TASK DIRECTIONS
Write out the records again exactly. Nothing should be dropped.

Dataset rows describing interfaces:

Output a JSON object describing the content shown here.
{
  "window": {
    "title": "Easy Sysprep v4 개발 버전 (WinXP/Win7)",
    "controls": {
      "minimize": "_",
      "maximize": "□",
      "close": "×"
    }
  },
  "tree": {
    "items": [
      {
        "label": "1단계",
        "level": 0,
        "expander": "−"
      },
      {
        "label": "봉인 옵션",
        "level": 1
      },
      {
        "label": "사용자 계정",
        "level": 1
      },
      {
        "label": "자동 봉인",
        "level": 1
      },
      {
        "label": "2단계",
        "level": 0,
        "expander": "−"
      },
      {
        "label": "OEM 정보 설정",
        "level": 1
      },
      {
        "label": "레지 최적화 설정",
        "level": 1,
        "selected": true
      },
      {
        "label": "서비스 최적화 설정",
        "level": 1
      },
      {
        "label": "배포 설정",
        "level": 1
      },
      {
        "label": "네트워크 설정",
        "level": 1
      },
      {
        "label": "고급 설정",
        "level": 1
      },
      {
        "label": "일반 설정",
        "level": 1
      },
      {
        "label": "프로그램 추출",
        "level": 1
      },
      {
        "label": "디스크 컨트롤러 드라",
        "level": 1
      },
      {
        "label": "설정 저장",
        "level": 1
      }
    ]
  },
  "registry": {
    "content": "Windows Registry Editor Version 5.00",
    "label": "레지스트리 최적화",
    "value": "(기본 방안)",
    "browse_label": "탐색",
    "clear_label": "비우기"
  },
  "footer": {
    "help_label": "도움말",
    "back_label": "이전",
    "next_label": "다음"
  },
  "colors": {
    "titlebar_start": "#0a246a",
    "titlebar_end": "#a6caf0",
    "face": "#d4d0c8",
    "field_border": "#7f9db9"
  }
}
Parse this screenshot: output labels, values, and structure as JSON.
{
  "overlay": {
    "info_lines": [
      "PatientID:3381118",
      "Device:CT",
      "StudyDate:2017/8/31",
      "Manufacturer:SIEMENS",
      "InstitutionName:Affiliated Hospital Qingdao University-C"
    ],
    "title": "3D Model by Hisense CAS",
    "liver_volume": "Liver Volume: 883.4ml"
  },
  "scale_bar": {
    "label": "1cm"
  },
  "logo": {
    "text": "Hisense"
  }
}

RESULT
Output a JSON object describing the content shown here.
{
  "window": {
    "title": "Easy Sysprep v4 개발 버전 (WinXP/Win7)",
    "controls": {
      "minimize": "_",
      "maximize": "□",
      "close": "×"
    }
  },
  "tree": {
    "items": [
      {
        "label": "1단계",
        "level": 0,
        "expander": "−"
      },
      {
        "label": "봉인 옵션",
        "level": 1
      },
      {
        "label": "사용자 계정",
        "level": 1
      },
      {
        "label": "자동 봉인",
        "level": 1
      },
      {
        "label": "2단계",
        "level": 0,
        "expander": "−"
      },
      {
        "label": "OEM 정보 설정",
        "level": 1
      },
      {
        "label": "레지 최적화 설정",
        "level": 1,
        "selected": true
      },
      {
        "label": "서비스 최적화 설정",
        "level": 1
      },
      {
        "label": "배포 설정",
        "level": 1
      },
      {
        "label": "네트워크 설정",
        "level": 1
      },
      {
        "label": "고급 설정",
        "level": 1
      },
      {
        "label": "일반 설정",
        "level": 1
      },
      {
        "label": "프로그램 추출",
        "level": 1
      },
      {
        "label": "디스크 컨트롤러 드라",
        "level": 1
      },
      {
        "label": "설정 저장",
        "level": 1
      }
    ]
  },
  "registry": {
    "content": "Windows Registry Editor Version 5.00",
    "label": "레지스트리 최적화",
    "value": "(기본 방안)",
    "browse_label": "탐색",
    "clear_label": "비우기"
  },
  "footer": {
    "help_label": "도움말",
    "back_label": "이전",
    "next_label": "다음"
  },
  "colors": {
    "titlebar_start": "#0a246a",
    "titlebar_end": "#a6caf0",
    "face": "#d4d0c8",
    "field_border": "#7f9db9"
  }
}
Parse this screenshot: output labels, values, and structure as JSON.
{
  "overlay": {
    "info_lines": [
      "PatientID:3381118",
      "Device:CT",
      "StudyDate:2017/8/31",
      "Manufacturer:SIEMENS",
      "InstitutionName:Affiliated Hospital Qingdao University-C"
    ],
    "title": "3D Model by Hisense CAS",
    "liver_volume": "Liver Volume: 883.4ml"
  },
  "scale_bar": {
    "label": "1cm"
  },
  "logo": {
    "text": "Hisense"
  }
}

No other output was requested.